| WORK INSTRUCTIONS |
All the data must be output exactly as given.

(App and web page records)
___
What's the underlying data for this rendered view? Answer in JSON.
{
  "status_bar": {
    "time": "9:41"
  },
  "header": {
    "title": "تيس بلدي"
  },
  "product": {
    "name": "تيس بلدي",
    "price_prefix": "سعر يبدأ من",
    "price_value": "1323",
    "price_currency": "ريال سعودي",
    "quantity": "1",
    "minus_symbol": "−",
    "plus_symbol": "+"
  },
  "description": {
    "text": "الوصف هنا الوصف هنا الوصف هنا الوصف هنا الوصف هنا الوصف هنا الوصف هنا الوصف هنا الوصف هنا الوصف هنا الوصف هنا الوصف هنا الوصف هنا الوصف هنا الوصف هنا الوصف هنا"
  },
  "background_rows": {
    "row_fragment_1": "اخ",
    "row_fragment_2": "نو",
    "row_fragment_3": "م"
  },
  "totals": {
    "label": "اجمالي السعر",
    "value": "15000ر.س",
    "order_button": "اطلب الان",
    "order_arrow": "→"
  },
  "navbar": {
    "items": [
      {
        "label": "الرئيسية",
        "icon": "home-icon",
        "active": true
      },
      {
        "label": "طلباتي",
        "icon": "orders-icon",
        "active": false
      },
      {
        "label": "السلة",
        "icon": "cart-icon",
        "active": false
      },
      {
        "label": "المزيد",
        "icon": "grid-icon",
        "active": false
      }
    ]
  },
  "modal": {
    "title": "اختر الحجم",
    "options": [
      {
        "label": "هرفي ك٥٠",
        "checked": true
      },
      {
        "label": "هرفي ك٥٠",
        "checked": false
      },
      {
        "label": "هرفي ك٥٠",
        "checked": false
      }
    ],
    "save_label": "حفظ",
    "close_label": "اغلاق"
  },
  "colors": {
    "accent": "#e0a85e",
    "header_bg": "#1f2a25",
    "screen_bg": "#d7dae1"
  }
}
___
| ANSWER |
What's the underlying data for this rendered view? Answer in JSON.
{
  "status_bar": {
    "time": "9:41"
  },
  "header": {
    "title": "تيس بلدي"
  },
  "product": {
    "name": "تيس بلدي",
    "price_prefix": "سعر يبدأ من",
    "price_value": "1323",
    "price_currency": "ريال سعودي",
    "quantity": "1",
    "minus_symbol": "−",
    "plus_symbol": "+"
  },
  "description": {
    "text": "الوصف هنا الوصف هنا الوصف هنا الوصف هنا الوصف هنا الوصف هنا الوصف هنا الوصف هنا الوصف هنا الوصف هنا الوصف هنا الوصف هنا الوصف هنا الوصف هنا الوصف هنا الوصف هنا"
  },
  "background_rows": {
    "row_fragment_1": "اخ",
    "row_fragment_2": "نو",
    "row_fragment_3": "م"
  },
  "totals": {
    "label": "اجمالي السعر",
    "value": "15000ر.س",
    "order_button": "اطلب الان",
    "order_arrow": "→"
  },
  "navbar": {
    "items": [
      {
        "label": "الرئيسية",
        "icon": "home-icon",
        "active": true
      },
      {
        "label": "طلباتي",
        "icon": "orders-icon",
        "active": false
      },
      {
        "label": "السلة",
        "icon": "cart-icon",
        "active": false
      },
      {
        "label": "المزيد",
        "icon": "grid-icon",
        "active": false
      }
    ]
  },
  "modal": {
    "title": "اختر الحجم",
    "options": [
      {
        "label": "هرفي ك٥٠",
        "checked": true
      },
      {
        "label": "هرفي ك٥٠",
        "checked": false
      },
      {
        "label": "هرفي ك٥٠",
        "checked": false
      }
    ],
    "save_label": "حفظ",
    "close_label": "اغلاق"
  },
  "colors": {
    "accent": "#e0a85e",
    "header_bg": "#1f2a25",
    "screen_bg": "#d7dae1"
  }
}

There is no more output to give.